5) Thought leadership can help you become more well-rounded.

TRUE: By expressing your perspective as a thought leader, you develop a variety of crucial skills such as communication, multimedia production, and even public speaking. As you gain exposure, you’ll develop a network of contacts who respect you, can advocate for you, and even mentor you. On top of that, the ability to share your knowledge and experience as a thought leader during a job interview or networking event is a great way to make yourself memorable.

6) It’s easy to be a thought leader.

BOTH TRUE AND FALSE: Becoming a thought leader requires sustained hard work, but is certainly attainable. Here’s how you can begin:

  • Identify a topic that you’re passionate about
  • Develop and clarify your own perspective
  • Record a draft of your thoughts (i.e. articles, infographics, podcasts) in a personal portfolio.
  • Reach out to existing content curators (like TalentEgg!) to ask if you can write for them. They may ask to see your portfolio.
  • If the previous step doesn’t work, you can use LinkedIn or Facebook (or even create your own blog) to publish your work. Ask your friends to like and share.
  • Continue to reach out to content curators, websites, and other thought leaders to ask if they can provide you with writing opportunities or feedback on your existing work.
    Some more tips:

  • If you’re running out of your own content, you can post thoughtful and relevant pieces written by others. Accompany the post with your own opinion of the piece. This way you’ll help out a fellow thought leader, and they may be more likely to notice you!
  • You may want to separate your professional and personal social media lives. You could use LinkedIn to establish your professional brand, and then use Facebook for personal updates. Your credibility may be damaged if you post a great article, and then post a picture from last night’s party immediately afterwards
  • Stay focused at the beginning, as you’ll want people to associate you with one topic. For example, if you use LinkedIn to post an article on greenhouse gas emissions one day, and then post an article on the mobile payment industry the next day, people might be confused. If you’d like to share these “unrelated” thoughts, perhaps keep that to your personal social media profile.

There has never been a better time to become a thought leader! Somewhere out there, there is a captive audience that is interested in what you have to say. Plus, becoming an expert on a particular subject is an egg-cellent way to stand out to companies in your desired field. This advice may not make you the next Sheryl or Malcolm, but it will help you to create a network of people (and potential employers!) who look to you for key insights.

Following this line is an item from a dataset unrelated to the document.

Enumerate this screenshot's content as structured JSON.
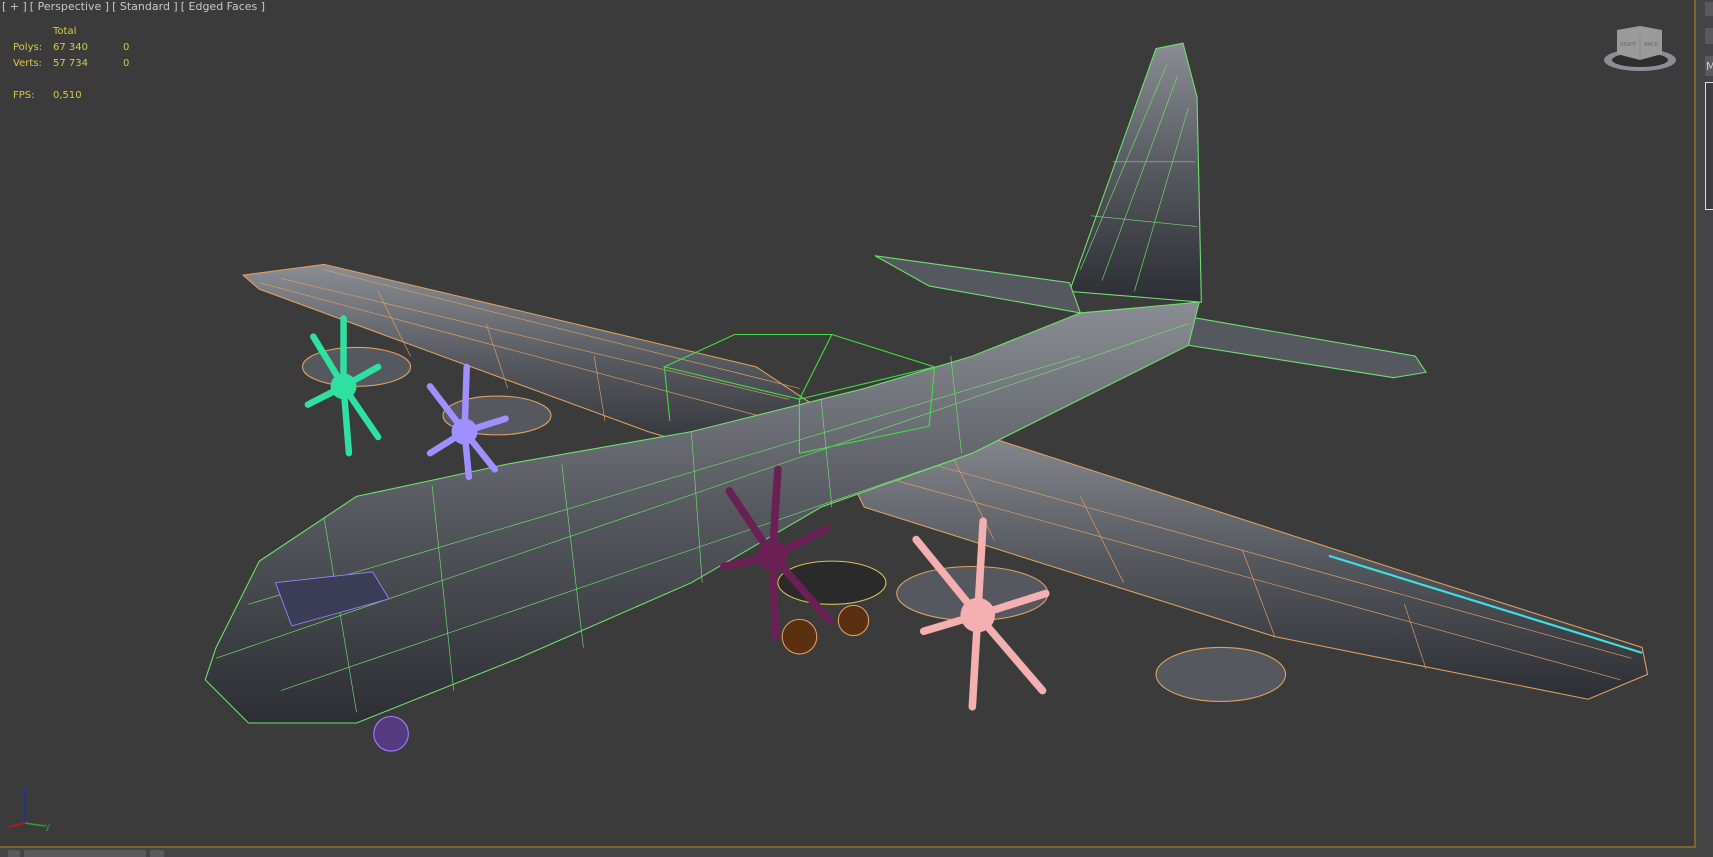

Take a look at more egg-citing career advice on TalentEgg’s Incubator.